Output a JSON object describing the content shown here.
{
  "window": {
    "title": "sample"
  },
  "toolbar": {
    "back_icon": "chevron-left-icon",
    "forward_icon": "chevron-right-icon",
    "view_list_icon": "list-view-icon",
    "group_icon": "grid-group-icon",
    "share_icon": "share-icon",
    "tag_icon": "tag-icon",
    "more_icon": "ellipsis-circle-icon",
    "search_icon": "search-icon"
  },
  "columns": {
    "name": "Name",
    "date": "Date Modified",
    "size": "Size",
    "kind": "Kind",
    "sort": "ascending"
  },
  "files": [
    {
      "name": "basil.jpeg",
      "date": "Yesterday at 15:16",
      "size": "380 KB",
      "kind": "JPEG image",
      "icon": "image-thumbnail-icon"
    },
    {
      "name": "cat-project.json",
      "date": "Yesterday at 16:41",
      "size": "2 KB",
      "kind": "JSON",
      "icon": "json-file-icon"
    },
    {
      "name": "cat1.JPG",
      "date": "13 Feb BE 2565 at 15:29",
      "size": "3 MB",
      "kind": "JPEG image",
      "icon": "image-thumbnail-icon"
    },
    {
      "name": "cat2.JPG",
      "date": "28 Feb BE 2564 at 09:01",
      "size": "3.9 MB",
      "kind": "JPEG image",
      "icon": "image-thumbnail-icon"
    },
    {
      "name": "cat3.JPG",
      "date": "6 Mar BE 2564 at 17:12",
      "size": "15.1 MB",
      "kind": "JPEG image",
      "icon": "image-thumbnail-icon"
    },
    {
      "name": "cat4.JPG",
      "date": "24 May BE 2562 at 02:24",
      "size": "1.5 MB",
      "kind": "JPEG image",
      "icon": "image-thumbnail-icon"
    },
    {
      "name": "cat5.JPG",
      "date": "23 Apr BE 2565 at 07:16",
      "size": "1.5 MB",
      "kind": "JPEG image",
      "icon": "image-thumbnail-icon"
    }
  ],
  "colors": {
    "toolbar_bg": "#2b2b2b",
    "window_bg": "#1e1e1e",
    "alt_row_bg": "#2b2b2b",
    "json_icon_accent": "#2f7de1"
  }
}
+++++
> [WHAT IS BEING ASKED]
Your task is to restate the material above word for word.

> [EXERCISE OUTPUT]
Output a JSON object describing the content shown here.
{
  "window": {
    "title": "sample"
  },
  "toolbar": {
    "back_icon": "chevron-left-icon",
    "forward_icon": "chevron-right-icon",
    "view_list_icon": "list-view-icon",
    "group_icon": "grid-group-icon",
    "share_icon": "share-icon",
    "tag_icon": "tag-icon",
    "more_icon": "ellipsis-circle-icon",
    "search_icon": "search-icon"
  },
  "columns": {
    "name": "Name",
    "date": "Date Modified",
    "size": "Size",
    "kind": "Kind",
    "sort": "ascending"
  },
  "files": [
    {
      "name": "basil.jpeg",
      "date": "Yesterday at 15:16",
      "size": "380 KB",
      "kind": "JPEG image",
      "icon": "image-thumbnail-icon"
    },
    {
      "name": "cat-project.json",
      "date": "Yesterday at 16:41",
      "size": "2 KB",
      "kind": "JSON",
      "icon": "json-file-icon"
    },
    {
      "name": "cat1.JPG",
      "date": "13 Feb BE 2565 at 15:29",
      "size": "3 MB",
      "kind": "JPEG image",
      "icon": "image-thumbnail-icon"
    },
    {
      "name": "cat2.JPG",
      "date": "28 Feb BE 2564 at 09:01",
      "size": "3.9 MB",
      "kind": "JPEG image",
      "icon": "image-thumbnail-icon"
    },
    {
      "name": "cat3.JPG",
      "date": "6 Mar BE 2564 at 17:12",
      "size": "15.1 MB",
      "kind": "JPEG image",
      "icon": "image-thumbnail-icon"
    },
    {
      "name": "cat4.JPG",
      "date": "24 May BE 2562 at 02:24",
      "size": "1.5 MB",
      "kind": "JPEG image",
      "icon": "image-thumbnail-icon"
    },
    {
      "name": "cat5.JPG",
      "date": "23 Apr BE 2565 at 07:16",
      "size": "1.5 MB",
      "kind": "JPEG image",
      "icon": "image-thumbnail-icon"
    }
  ],
  "colors": {
    "toolbar_bg": "#2b2b2b",
    "window_bg": "#1e1e1e",
    "alt_row_bg": "#2b2b2b",
    "json_icon_accent": "#2f7de1"
  }
}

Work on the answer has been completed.